Saturday, April 2, 2011
Insidious (Directed by James Wan; Written by Leigh Whannell)
This ballyhooed haunted house/demonic possession film from the creative minds behind the Saw and Paranormal Activity movies proves to be less than the sum of its parts. It is stocked with well-crafted startle moments and genuinely creepy images/scenes, but fails to establish an overarching sense of dread (the scares work on the eye and ear more than the imagination). The narrative struggles for coherence, even after the plot is hashed out midway through via one massive infodump (in a nutshell: young Dalton,
unwittingly capable of astral projection, has gotten lost in a haunted realm called the "Further," and now a host of otherwordly bogeys are vying to cross over and occupy his soul-less body).
Insidious draws on the bump-in-the-night formula most recently popularized by Paranormal Activity, but unlike that earlier film and its sequel, never gets viewers to care about its main characters. Dalton falls into his strange comatose state minutes into the film, before the audience has any real chance to get to know him (making it hard to fret about the fate of his body and soul). The normally-terrific actor Patrick Wilson (Hard Candy; Little Children) is wooden as Josh, Dalton's brooding father with a dark secret. Rose Byrne, meanwhile, is limited by the role scripted for her--Josh's whiny, unheroic wife Renai. And Barbara Hershey (playing Josh's mother) is absolutely wasted by the filmmakers; her function here appears to be to facilitate the arrival of the psychic/
exorcist Elise on the scene.
One deviation from Paranormal Activity that director Wan and screenwriter Whannell do deserve some credit for is the decision to bring the demonic entity onscreen. Unfortunately, the red-faced Satanic archetype that's revealed looks hokey and unoriginal. As critic Michael O'Sullivan opines in his review of Insidious in the Washington Post, the arch-villain could be "the love child of Darth Maul and Gene Simmons."

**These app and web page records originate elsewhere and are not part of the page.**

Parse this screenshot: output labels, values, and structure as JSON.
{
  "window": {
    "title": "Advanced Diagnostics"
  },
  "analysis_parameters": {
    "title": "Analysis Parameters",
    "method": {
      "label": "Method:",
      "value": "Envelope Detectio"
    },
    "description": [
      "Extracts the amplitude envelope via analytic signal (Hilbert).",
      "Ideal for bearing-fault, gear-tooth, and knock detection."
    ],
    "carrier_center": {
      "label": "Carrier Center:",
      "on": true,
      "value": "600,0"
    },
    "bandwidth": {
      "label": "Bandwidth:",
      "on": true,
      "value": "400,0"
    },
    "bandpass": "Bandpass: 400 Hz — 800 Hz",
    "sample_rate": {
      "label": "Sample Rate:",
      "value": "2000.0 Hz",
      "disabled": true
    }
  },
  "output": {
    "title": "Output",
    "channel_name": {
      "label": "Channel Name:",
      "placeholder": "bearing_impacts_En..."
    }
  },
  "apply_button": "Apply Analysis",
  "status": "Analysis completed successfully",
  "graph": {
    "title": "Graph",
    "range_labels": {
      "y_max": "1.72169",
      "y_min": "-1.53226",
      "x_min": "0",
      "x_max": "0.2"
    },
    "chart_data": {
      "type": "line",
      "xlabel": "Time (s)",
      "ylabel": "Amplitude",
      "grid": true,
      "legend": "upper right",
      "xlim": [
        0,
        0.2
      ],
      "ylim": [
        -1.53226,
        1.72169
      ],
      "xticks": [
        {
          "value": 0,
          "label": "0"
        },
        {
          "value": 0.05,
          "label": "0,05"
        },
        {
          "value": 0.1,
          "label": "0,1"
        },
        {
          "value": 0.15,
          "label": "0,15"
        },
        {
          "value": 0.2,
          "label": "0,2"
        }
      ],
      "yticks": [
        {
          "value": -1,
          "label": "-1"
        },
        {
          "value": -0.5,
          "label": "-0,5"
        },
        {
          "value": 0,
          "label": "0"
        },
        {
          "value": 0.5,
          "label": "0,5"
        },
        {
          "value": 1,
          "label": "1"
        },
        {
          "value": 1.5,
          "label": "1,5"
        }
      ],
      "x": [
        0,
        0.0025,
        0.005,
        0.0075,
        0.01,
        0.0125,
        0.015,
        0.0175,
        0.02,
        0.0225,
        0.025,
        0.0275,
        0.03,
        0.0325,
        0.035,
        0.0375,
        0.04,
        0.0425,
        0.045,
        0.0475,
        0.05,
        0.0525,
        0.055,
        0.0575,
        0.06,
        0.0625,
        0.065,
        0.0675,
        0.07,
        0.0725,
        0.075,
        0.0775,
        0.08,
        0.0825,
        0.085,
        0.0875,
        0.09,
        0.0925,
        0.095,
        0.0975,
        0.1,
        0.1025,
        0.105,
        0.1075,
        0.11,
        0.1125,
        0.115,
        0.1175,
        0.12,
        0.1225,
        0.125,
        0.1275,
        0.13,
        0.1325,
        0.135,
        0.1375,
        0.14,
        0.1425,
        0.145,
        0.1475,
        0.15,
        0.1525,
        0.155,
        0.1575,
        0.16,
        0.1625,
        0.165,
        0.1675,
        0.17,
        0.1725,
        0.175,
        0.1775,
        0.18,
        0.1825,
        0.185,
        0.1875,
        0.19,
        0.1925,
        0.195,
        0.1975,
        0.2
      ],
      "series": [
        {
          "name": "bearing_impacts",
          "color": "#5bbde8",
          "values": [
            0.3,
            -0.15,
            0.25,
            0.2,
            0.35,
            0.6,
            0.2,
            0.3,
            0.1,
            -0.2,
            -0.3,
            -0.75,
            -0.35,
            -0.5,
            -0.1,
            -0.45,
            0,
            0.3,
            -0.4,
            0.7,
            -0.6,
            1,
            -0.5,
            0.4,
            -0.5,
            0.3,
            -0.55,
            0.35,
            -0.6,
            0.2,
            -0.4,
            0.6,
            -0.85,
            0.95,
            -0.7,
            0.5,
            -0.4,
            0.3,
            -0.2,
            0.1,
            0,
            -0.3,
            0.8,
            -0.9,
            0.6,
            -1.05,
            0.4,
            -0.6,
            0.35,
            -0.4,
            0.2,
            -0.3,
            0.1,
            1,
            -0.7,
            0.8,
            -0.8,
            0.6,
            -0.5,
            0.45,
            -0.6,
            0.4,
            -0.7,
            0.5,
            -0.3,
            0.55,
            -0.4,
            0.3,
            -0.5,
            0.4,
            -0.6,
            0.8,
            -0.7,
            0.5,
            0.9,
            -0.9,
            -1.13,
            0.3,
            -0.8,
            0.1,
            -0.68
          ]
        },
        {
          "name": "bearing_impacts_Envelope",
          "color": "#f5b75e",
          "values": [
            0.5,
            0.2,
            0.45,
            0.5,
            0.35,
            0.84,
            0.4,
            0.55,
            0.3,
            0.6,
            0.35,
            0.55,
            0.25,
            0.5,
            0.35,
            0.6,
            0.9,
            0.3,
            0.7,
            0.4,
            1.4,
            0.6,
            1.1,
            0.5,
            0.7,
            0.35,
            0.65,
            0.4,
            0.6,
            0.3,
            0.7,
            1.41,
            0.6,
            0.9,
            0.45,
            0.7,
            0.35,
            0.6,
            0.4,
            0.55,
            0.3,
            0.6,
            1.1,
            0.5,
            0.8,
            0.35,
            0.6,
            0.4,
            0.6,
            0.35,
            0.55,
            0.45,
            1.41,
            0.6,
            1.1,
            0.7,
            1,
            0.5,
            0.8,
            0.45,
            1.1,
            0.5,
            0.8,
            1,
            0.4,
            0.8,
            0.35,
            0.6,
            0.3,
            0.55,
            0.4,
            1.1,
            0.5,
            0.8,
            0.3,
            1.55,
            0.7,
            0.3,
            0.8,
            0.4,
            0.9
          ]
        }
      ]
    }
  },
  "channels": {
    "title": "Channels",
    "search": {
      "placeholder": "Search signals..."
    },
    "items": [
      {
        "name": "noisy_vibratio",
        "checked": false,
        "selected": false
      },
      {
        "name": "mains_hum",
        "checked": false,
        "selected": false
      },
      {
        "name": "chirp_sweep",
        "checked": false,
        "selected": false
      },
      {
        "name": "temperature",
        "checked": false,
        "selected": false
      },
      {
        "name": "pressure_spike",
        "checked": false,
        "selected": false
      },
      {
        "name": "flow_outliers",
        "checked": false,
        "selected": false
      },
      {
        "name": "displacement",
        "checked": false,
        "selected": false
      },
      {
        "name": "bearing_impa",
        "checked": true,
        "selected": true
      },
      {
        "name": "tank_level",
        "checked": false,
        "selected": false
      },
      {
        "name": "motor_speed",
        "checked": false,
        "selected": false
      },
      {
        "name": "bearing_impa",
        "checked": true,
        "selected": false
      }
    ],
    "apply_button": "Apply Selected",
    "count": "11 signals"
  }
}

The first half of the film, with its steadily increasing weirdness, is quite effective, but the second half feels like being trapped on some haywire ride at an amusement park. The action is just too frenetic to be truly frightening, particularly the film's Inception-like climax cutting back and forth between multiple planes (the haunted-house setting of the Further and the supernaturally-assaulted living room of Josh and Renai's home). Insidious, alas, also seems to think that obnoxious noise is the best means to disturb an audience. The cacophony includes an infant squalling in the beginning, Tiny Tim crooning in the middle, and ghosts wailing at the end.
I have no doubt that this film is going to attract a huge (largely teen) audience, one that will declare the proceedings exquisitely scary. For me, though, experiencing Insidious was more headache-inducing than horripilating.